“We’ll have down here all the assets of the state.” Just what “assets” would those be, Governor? Ohio is so short of “assets” that it can’t fund basic services, how is it going to fund disaster relief?
The Manchurian Candidate thing I mentioned:
So who is going to get blamed for failures in the disaster relief efforts? The President and FEMA or the one (a Republican governor) who refused federal assistance? One could argue that making the Republican mantra of states controlling their own internal matters more important than humanitarian aid at a time of crisis, just might cause more independent voters to turn away from Republican candidates in the 2012 elections.
Everyday Mr Santorum opens his mouth and shows us all, yet once again, his desire for a theocracy in America
Santorum: I Don’t Believe In Absolute Separation Of Church And State
Rick Santorum on Sunday took on separation of church and state.
“I don’t believe in an America where the separation of church and state are absolute,” he told ‘This Week’ host George Stephanopoulos. “The idea that the church can have no influence or no involvement in the operation of the state is absolutely antithetical to the objectives and vision of our country…to say that people of faith have no role in the public square? You bet that makes me want to throw up.”
The GOP candidate was responding to comments he made last October. He had said that he “almost threw up” after reading JFK’s 1960 speech in which he declared his commitment to the separation of church and state.
Santorum also on Sunday told Meet The Press host David Gregory that separation of church and state was “not the founders’ vision.”
The GOP candidate has been doubling down on religious rhetoric in an effort to court evangelical voters ahead of Super Tuesday. Last week, he questioned Obama’s spiritual beliefs.
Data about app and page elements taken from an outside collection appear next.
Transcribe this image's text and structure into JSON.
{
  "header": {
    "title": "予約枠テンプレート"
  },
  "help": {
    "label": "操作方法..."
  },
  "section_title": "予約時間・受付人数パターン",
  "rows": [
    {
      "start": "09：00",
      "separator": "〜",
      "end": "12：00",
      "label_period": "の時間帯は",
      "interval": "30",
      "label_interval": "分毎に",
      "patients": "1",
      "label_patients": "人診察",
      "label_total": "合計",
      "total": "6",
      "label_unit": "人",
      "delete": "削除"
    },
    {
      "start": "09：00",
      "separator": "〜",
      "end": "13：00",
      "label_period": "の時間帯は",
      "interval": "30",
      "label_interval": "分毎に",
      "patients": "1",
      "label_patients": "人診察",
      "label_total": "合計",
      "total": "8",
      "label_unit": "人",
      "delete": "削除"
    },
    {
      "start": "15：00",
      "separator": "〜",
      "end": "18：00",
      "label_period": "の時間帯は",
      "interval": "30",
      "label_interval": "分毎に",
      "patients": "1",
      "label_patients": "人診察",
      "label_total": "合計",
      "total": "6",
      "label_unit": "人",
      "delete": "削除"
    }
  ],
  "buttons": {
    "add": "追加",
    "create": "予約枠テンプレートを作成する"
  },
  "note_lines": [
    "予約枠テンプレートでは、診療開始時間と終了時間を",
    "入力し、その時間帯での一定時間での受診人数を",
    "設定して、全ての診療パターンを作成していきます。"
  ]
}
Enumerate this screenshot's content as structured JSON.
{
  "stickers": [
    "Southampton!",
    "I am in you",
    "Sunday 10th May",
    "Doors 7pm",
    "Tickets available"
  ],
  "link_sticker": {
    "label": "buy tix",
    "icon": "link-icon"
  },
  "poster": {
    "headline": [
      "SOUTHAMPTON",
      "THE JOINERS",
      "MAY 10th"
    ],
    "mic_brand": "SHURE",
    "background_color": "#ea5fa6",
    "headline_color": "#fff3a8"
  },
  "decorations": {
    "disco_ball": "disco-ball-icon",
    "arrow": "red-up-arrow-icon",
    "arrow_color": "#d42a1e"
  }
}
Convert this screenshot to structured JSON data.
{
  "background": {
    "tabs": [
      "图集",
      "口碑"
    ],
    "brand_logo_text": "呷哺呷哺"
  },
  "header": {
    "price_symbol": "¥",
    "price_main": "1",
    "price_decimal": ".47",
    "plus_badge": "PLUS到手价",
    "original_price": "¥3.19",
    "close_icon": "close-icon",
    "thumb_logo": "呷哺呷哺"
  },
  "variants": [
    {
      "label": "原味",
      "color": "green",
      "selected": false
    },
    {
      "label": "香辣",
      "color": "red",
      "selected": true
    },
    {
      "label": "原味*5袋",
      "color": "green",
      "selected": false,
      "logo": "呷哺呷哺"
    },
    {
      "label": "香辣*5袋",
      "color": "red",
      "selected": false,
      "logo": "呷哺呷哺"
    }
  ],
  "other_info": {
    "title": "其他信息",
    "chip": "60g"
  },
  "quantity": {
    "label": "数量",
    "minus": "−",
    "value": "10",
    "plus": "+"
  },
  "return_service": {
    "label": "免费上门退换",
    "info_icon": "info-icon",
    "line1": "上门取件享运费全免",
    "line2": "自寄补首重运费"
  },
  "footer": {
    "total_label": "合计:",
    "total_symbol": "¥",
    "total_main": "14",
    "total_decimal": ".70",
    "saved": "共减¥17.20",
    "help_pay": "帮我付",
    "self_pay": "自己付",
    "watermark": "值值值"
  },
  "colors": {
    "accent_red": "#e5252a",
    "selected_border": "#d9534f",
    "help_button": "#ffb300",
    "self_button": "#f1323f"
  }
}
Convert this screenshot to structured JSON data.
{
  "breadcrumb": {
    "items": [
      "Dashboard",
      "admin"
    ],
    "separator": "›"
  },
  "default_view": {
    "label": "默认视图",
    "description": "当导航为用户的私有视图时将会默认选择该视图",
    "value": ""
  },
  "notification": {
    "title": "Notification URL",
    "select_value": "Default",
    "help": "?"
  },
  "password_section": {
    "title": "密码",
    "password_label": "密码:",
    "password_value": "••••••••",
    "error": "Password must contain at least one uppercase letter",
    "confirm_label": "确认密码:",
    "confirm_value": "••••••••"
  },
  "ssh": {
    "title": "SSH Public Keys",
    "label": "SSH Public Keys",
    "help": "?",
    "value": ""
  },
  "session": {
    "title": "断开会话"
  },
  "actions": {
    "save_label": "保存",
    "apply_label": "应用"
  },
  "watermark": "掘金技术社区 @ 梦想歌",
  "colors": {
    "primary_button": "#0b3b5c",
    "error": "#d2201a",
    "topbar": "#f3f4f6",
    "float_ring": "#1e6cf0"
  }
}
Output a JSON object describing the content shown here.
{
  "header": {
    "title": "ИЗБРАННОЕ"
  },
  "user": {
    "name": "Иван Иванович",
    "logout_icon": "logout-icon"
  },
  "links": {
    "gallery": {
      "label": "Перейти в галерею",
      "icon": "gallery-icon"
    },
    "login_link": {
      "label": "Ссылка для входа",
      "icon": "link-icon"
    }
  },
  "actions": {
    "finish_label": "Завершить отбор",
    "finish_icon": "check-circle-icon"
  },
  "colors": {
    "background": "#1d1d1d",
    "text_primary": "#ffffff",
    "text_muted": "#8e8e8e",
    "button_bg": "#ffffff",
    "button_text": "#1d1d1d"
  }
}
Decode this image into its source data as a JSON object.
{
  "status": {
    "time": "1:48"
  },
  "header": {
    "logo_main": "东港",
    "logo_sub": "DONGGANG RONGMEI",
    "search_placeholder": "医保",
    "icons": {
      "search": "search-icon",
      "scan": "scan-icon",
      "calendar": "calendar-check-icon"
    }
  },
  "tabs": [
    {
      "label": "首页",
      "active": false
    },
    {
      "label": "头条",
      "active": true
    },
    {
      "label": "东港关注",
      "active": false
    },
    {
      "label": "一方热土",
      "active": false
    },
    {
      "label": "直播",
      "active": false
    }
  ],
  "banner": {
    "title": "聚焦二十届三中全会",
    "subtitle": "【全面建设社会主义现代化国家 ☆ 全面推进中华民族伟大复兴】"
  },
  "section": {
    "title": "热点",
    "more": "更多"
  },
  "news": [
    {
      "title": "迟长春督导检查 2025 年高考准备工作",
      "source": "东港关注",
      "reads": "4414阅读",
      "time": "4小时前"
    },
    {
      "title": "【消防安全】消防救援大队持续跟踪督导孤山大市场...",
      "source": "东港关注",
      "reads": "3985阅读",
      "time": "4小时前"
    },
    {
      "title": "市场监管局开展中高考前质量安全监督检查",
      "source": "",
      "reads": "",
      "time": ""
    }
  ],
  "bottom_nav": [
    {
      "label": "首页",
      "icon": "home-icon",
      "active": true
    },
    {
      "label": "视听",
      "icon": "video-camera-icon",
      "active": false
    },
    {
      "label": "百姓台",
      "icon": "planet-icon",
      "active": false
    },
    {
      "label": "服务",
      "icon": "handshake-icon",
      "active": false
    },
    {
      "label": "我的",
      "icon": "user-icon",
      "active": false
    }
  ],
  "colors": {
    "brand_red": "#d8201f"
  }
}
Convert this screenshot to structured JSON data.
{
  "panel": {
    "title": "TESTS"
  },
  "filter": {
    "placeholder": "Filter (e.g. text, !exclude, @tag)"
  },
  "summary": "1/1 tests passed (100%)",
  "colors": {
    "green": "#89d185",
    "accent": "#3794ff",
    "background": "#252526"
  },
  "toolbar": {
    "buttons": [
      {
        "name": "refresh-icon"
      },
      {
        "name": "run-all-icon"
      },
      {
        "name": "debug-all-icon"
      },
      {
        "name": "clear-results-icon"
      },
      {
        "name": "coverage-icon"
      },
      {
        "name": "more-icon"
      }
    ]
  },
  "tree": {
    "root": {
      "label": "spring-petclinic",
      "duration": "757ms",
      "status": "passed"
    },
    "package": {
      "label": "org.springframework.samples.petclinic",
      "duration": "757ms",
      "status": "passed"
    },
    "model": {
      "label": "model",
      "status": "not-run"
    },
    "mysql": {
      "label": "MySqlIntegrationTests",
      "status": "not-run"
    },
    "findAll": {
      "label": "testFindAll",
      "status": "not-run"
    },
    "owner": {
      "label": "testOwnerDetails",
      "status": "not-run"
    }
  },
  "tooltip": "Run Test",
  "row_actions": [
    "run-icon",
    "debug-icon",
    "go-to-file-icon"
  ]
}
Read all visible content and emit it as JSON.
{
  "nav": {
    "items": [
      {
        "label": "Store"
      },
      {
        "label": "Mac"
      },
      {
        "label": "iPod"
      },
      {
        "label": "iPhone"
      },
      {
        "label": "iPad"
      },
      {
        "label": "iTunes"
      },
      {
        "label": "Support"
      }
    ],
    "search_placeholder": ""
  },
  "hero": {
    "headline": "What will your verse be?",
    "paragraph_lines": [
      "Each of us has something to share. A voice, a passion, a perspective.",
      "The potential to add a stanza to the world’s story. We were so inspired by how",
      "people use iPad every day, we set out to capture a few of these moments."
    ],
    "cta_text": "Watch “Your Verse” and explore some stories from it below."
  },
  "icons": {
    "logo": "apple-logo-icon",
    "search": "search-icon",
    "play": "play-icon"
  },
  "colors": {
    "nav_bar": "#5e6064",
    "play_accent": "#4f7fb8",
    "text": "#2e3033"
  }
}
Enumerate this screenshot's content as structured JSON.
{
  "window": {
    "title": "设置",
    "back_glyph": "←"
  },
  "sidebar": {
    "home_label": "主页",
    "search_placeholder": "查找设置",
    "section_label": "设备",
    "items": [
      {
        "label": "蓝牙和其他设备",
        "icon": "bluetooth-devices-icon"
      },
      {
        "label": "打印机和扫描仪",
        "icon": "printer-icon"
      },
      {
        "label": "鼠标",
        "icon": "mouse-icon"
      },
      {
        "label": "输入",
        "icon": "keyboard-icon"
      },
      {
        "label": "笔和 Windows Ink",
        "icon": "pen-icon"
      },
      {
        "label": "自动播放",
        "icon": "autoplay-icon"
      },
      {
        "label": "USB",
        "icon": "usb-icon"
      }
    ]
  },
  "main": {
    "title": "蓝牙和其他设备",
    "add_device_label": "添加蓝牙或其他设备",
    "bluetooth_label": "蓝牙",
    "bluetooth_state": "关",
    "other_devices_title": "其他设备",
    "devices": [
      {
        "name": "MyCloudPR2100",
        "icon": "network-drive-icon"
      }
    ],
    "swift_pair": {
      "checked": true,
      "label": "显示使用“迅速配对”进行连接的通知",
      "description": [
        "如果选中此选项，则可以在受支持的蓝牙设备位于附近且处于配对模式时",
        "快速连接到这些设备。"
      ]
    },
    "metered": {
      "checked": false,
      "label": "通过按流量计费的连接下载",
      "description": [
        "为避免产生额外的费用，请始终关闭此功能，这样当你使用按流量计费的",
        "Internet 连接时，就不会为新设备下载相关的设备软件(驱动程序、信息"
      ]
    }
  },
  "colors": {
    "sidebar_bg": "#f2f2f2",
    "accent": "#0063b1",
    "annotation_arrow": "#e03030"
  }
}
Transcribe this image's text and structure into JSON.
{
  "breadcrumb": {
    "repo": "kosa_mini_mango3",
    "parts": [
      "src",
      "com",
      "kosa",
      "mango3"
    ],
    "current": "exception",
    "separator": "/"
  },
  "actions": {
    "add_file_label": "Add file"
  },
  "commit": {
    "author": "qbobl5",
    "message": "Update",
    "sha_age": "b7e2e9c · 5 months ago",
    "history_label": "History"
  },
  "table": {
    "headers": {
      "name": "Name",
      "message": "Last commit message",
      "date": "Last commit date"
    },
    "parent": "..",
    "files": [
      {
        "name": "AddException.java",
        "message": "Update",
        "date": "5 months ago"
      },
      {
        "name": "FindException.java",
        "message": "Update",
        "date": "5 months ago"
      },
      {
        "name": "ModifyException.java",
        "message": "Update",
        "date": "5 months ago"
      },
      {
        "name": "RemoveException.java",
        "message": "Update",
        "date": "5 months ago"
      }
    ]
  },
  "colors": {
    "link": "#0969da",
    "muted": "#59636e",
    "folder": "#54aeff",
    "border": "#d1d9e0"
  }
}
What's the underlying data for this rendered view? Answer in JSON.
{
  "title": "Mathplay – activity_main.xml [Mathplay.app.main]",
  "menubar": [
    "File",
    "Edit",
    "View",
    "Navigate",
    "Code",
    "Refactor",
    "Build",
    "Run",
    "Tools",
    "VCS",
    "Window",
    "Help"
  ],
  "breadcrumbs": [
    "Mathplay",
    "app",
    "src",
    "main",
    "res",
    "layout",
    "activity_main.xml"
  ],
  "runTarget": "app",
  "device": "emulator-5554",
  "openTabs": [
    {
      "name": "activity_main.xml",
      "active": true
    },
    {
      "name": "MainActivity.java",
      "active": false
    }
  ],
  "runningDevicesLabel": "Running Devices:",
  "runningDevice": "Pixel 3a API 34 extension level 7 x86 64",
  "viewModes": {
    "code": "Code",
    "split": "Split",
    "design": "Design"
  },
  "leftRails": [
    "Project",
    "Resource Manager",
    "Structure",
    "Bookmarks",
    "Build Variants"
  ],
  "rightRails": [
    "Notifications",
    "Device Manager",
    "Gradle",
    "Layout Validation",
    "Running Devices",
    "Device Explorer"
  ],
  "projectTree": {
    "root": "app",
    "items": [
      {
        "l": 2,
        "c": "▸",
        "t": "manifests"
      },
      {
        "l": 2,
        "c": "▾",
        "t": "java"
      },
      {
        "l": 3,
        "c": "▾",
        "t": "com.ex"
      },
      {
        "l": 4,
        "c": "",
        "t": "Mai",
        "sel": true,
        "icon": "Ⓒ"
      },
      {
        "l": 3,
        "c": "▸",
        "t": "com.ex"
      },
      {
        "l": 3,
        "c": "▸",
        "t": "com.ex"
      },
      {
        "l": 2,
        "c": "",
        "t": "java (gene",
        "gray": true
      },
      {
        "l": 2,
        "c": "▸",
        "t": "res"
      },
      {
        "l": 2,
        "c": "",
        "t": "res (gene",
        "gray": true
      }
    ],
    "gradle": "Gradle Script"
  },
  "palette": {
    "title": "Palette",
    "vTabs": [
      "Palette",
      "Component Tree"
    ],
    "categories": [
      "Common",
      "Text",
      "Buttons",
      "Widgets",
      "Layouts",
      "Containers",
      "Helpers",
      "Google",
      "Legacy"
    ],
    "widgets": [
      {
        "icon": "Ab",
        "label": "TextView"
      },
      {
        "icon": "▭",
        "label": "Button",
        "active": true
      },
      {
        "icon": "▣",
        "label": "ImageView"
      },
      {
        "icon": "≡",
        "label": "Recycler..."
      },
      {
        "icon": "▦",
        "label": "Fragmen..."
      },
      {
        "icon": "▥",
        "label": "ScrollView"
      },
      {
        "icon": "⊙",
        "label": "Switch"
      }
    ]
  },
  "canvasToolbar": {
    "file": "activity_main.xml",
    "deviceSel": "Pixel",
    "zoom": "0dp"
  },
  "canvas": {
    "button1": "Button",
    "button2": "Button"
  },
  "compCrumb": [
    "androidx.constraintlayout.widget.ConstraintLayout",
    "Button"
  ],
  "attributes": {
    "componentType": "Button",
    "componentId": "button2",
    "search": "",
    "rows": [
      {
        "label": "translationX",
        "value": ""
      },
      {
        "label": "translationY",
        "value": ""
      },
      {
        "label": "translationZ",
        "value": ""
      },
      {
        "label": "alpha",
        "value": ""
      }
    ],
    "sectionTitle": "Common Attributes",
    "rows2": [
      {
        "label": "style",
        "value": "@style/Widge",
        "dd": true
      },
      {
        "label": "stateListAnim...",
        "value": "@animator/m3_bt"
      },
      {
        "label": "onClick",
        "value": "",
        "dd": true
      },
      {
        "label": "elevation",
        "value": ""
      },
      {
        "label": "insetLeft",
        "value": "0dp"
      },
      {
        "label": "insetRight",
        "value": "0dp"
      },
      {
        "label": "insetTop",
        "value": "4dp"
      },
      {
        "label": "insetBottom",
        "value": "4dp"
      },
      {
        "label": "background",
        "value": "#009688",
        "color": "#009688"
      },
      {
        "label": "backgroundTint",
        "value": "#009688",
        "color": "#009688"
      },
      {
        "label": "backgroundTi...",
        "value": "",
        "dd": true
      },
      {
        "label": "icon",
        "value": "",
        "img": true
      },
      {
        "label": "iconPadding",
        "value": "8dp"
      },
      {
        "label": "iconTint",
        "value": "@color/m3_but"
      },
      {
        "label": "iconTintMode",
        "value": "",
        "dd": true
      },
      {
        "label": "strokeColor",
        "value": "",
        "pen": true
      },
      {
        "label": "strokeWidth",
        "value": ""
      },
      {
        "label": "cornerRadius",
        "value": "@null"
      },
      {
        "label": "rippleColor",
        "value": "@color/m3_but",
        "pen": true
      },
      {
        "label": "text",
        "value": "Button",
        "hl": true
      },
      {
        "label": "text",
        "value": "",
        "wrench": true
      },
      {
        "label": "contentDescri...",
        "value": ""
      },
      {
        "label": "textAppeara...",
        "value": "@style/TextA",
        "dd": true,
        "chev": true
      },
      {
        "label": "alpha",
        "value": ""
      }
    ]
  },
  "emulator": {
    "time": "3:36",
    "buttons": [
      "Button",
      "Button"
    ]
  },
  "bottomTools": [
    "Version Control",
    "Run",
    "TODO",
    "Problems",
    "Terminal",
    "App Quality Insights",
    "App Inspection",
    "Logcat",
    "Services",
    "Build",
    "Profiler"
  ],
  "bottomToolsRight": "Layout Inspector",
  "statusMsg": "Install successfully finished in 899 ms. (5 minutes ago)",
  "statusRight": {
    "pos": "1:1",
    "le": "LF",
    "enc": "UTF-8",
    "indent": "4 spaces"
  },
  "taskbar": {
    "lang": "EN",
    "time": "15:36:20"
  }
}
“[Obama believes in] some phony ideal, some phony theology … not a theology based on the Bible, a different theology,” he said.
We also have evidence of some of his other ‘thoughts’ in various speeches he has made and in the book that was published in 2005, It Takes a Family. Rick’s beliefs about a woman’s place in society are outlined in an op-ed piece on CNN.com, titled Santorum’s stone-age view of women and then there was the speech at Florida’s own Ave Maria College in 2008 in which Santorum said “Protestants Are ‘Gone From The World Of Christianity’”
Yet once again, a True Believer(tm) lays down the “No True Scotsman” argument. Simply another fine example of the mindset found in the modern conservative (‘conservative’, as defined by the modern American right – not the classic definition). The more they ‘know’, the less likely they are to accept new knowledge.
Chris Mooney writing at Alternet, pointed out the problem we face as rational beings with those who ‘know’ they are correct – also right in the political sense of ‘right’
Indeed, the rapidly growing social scientific literature on the resistance to global warming (see for examples here and here) says so pretty unequivocally. Again and again, Republicans or conservatives who say they know more about the topic, or are more educated, are shown to be more in denial, and often more sure of themselves as well—and are confident they don’t need any more information on the issue.
Although he was writing about the denial of the science that supports the theory of mankind being behind climate change, the studies referenced also reveal the seemingly innate tendency of the conservative mind to reject facts which don’t fit the ‘reality’ it has created. So we have individuals with university degrees denying the science behind global warming, asserting that evolution is some kind of atheist plot and creating their own history of America.
Way back in the “good ol’ days”, some clueless, God-hater wrote the following:
Religion & Govt. will both exist in greater purity, the less they are mixed together.
James Madison (1822)
I wonder what Santorum would say to that guy.